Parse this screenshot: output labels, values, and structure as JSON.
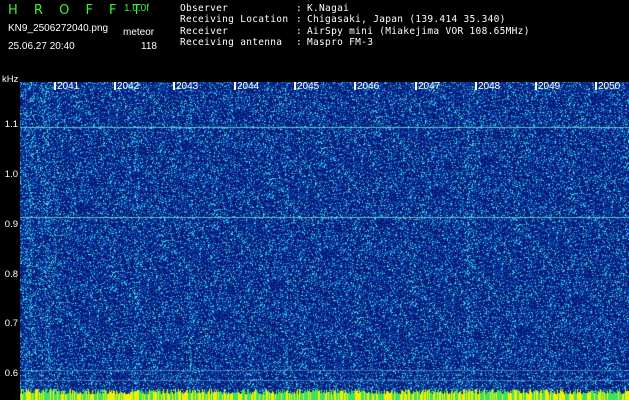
{
  "header": {
    "brand": "H R O F F T",
    "version": "1.0.0f",
    "filename": "KN9_2506272040.png",
    "timestamp": "25.06.27 20:40",
    "meteor_label": "meteor",
    "meteor_count": "118",
    "info": [
      {
        "label": "Observer",
        "sep": ":",
        "value": "K.Nagai"
      },
      {
        "label": "Receiving Location",
        "sep": ":",
        "value": "Chigasaki, Japan (139.414 35.340)"
      },
      {
        "label": "Receiver",
        "sep": ":",
        "value": "AirSpy mini (Miakejima VOR 108.65MHz)"
      },
      {
        "label": "Receiving antenna",
        "sep": ":",
        "value": "Maspro FM-3"
      }
    ]
  },
  "axis": {
    "y_unit": "kHz",
    "time_ticks": [
      "2041",
      "2042",
      "2043",
      "2044",
      "2045",
      "2046",
      "2047",
      "2048",
      "2049",
      "2050"
    ],
    "freq_ticks": [
      "1.1",
      "1.0",
      "0.9",
      "0.8",
      "0.7",
      "0.6"
    ]
  },
  "colors": {
    "brand_green": "#3cf03c",
    "background": "#000000",
    "waterfall_base": "#061876",
    "baseline_yellow": "#f0f000"
  }
}
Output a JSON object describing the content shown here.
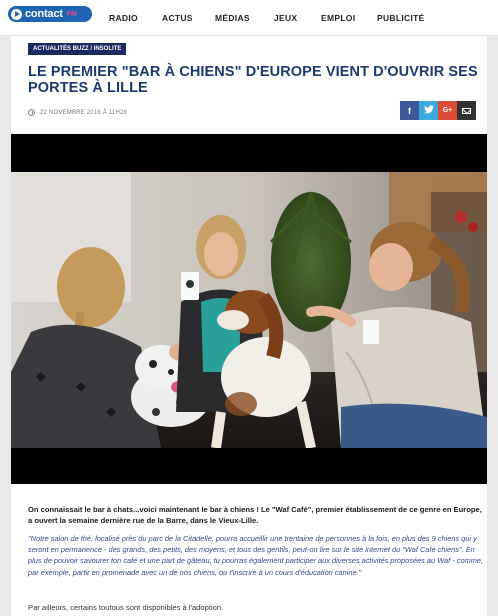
{
  "brand": {
    "logo_text": "contact",
    "logo_suffix": "FM"
  },
  "nav": {
    "items": [
      "RADIO",
      "ACTUS",
      "MÉDIAS",
      "JEUX",
      "EMPLOI",
      "PUBLICITÉ"
    ]
  },
  "article": {
    "category": "ACTUALITÉS BUZZ / INSOLITE",
    "title": "LE PREMIER \"BAR À CHIENS\" D'EUROPE VIENT D'OUVRIR SES PORTES À LILLE",
    "date": "22 NOVEMBRE 2016 À 11H28",
    "share": {
      "facebook": "f",
      "twitter": "t",
      "google": "G+",
      "email": "email"
    },
    "intro": "On connaissait le bar à chats...voici maintenant le bar à chiens ! Le \"Waf Café\", premier établissement de ce genre en Europe, a ouvert la semaine dernière rue de la Barre, dans le Vieux-Lille.",
    "quote": "\"Notre salon de thé, localisé près du parc de la Citadelle, pourra accueillir une trentaine de personnes à la fois, en plus des 9 chiens qui y seront en permanence - des grands, des petits, des moyens, et tous des gentils, peut-on lire sur le site internet du \"Waf Café chiens\". En plus de pouvoir savourer ton café et une part de gâteau, tu pourras également participer aux diverses activités proposées au Waf - comme, par exemple, partir en promenade avec un de nos chiens, ou t'inscrire à un cours d'éducation canine.\"",
    "footer": "Par ailleurs, certains toutous sont disponibles à l'adoption."
  },
  "colors": {
    "navy": "#1b3b6e",
    "category_bg": "#1a2a5e",
    "facebook": "#3b5998",
    "twitter": "#39a9e0",
    "google": "#dd4b39",
    "email": "#333333",
    "quote": "#334a8a"
  }
}
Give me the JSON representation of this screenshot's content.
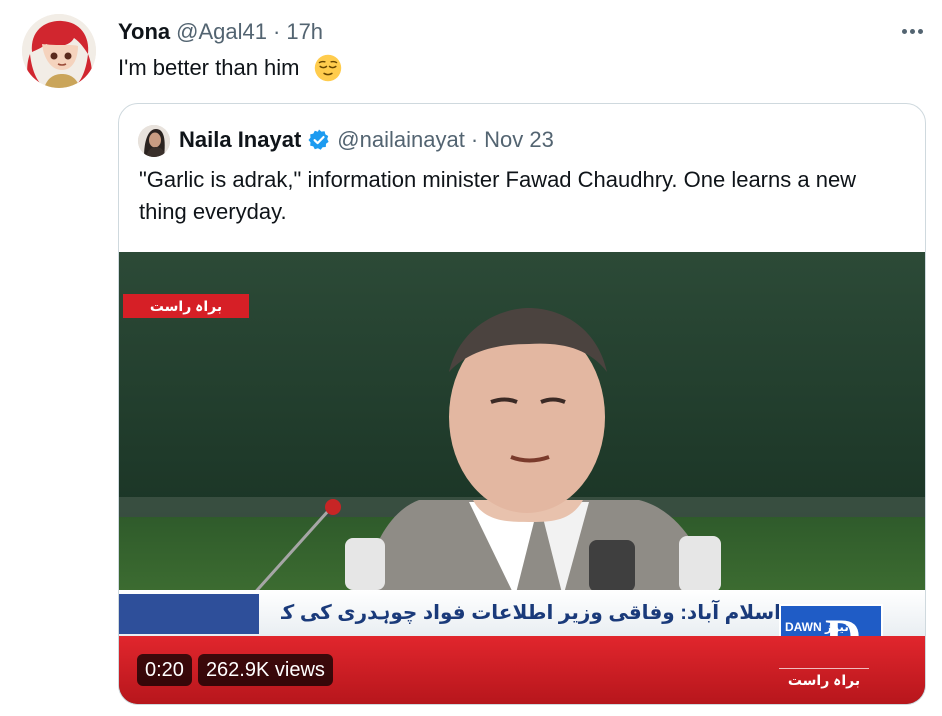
{
  "tweet": {
    "display_name": "Yona",
    "handle": "@Agal41",
    "separator": "·",
    "time": "17h",
    "text": "I'm better than him",
    "emoji": "relieved-face-emoji",
    "more_icon": "more-options-icon"
  },
  "quote": {
    "display_name": "Naila Inayat",
    "verified_icon": "verified-badge-icon",
    "handle": "@nailainayat",
    "separator": "·",
    "date": "Nov 23",
    "text": "\"Garlic is adrak,\" information minister Fawad Chaudhry. One learns a new thing everyday.",
    "video": {
      "elapsed": "0:20",
      "views": "262.9K views",
      "live_tag": "براہ راست",
      "ticker": "اسلام آباد: وفاقی وزیر اطلاعات فواد چوہدری کی کابینہ اجلاس پر بریفنگ",
      "channel_logo_small": "DAWN\nنیوز",
      "channel_logo_big": "D",
      "bottom_tag": "براہ راست"
    }
  },
  "colors": {
    "text_primary": "#0f1419",
    "text_secondary": "#536471",
    "border": "#cfd9de",
    "verified_blue": "#1d9bf0",
    "live_red": "#d61f26"
  }
}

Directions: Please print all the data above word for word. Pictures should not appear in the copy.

Exercise answer:
Parse this screenshot: output labels, values, and structure as JSON.
{
  "header": {
    "brand": "H R O F F T",
    "version": "1.0.0f",
    "filename": "KN9_2506272040.png",
    "timestamp": "25.06.27 20:40",
    "meteor_label": "meteor",
    "meteor_count": "118",
    "info": [
      {
        "label": "Observer",
        "sep": ":",
        "value": "K.Nagai"
      },
      {
        "label": "Receiving Location",
        "sep": ":",
        "value": "Chigasaki, Japan (139.414 35.340)"
      },
      {
        "label": "Receiver",
        "sep": ":",
        "value": "AirSpy mini (Miakejima VOR 108.65MHz)"
      },
      {
        "label": "Receiving antenna",
        "sep": ":",
        "value": "Maspro FM-3"
      }
    ]
  },
  "axis": {
    "y_unit": "kHz",
    "time_ticks": [
      "2041",
      "2042",
      "2043",
      "2044",
      "2045",
      "2046",
      "2047",
      "2048",
      "2049",
      "2050"
    ],
    "freq_ticks": [
      "1.1",
      "1.0",
      "0.9",
      "0.8",
      "0.7",
      "0.6"
    ]
  },
  "colors": {
    "brand_green": "#3cf03c",
    "background": "#000000",
    "waterfall_base": "#061876",
    "baseline_yellow": "#f0f000"
  }
}
Output a JSON object describing the content shown here.
{
  "brand": {
    "logo_text": "contact",
    "logo_suffix": "FM"
  },
  "nav": {
    "items": [
      "RADIO",
      "ACTUS",
      "MÉDIAS",
      "JEUX",
      "EMPLOI",
      "PUBLICITÉ"
    ]
  },
  "article": {
    "category": "ACTUALITÉS BUZZ / INSOLITE",
    "title": "LE PREMIER \"BAR À CHIENS\" D'EUROPE VIENT D'OUVRIR SES PORTES À LILLE",
    "date": "22 NOVEMBRE 2016 À 11H28",
    "share": {
      "facebook": "f",
      "twitter": "t",
      "google": "G+",
      "email": "email"
    },
    "intro": "On connaissait le bar à chats...voici maintenant le bar à chiens ! Le \"Waf Café\", premier établissement de ce genre en Europe, a ouvert la semaine dernière rue de la Barre, dans le Vieux-Lille.",
    "quote": "\"Notre salon de thé, localisé près du parc de la Citadelle, pourra accueillir une trentaine de personnes à la fois, en plus des 9 chiens qui y seront en permanence - des grands, des petits, des moyens, et tous des gentils, peut-on lire sur le site internet du \"Waf Café chiens\". En plus de pouvoir savourer ton café et une part de gâteau, tu pourras également participer aux diverses activités proposées au Waf - comme, par exemple, partir en promenade avec un de nos chiens, ou t'inscrire à un cours d'éducation canine.\"",
    "footer": "Par ailleurs, certains toutous sont disponibles à l'adoption."
  },
  "colors": {
    "navy": "#1b3b6e",
    "category_bg": "#1a2a5e",
    "facebook": "#3b5998",
    "twitter": "#39a9e0",
    "google": "#dd4b39",
    "email": "#333333",
    "quote": "#334a8a"
  }
}
Give me the JSON representation of this screenshot's content.
{
  "tweet": {
    "display_name": "Yona",
    "handle": "@Agal41",
    "separator": "·",
    "time": "17h",
    "text": "I'm better than him",
    "emoji": "relieved-face-emoji",
    "more_icon": "more-options-icon"
  },
  "quote": {
    "display_name": "Naila Inayat",
    "verified_icon": "verified-badge-icon",
    "handle": "@nailainayat",
    "separator": "·",
    "date": "Nov 23",
    "text": "\"Garlic is adrak,\" information minister Fawad Chaudhry. One learns a new thing everyday.",
    "video": {
      "elapsed": "0:20",
      "views": "262.9K views",
      "live_tag": "براہ راست",
      "ticker": "اسلام آباد: وفاقی وزیر اطلاعات فواد چوہدری کی کابینہ اجلاس پر بریفنگ",
      "channel_logo_small": "DAWN\nنیوز",
      "channel_logo_big": "D",
      "bottom_tag": "براہ راست"
    }
  },
  "colors": {
    "text_primary": "#0f1419",
    "text_secondary": "#536471",
    "border": "#cfd9de",
    "verified_blue": "#1d9bf0",
    "live_red": "#d61f26"
  }
}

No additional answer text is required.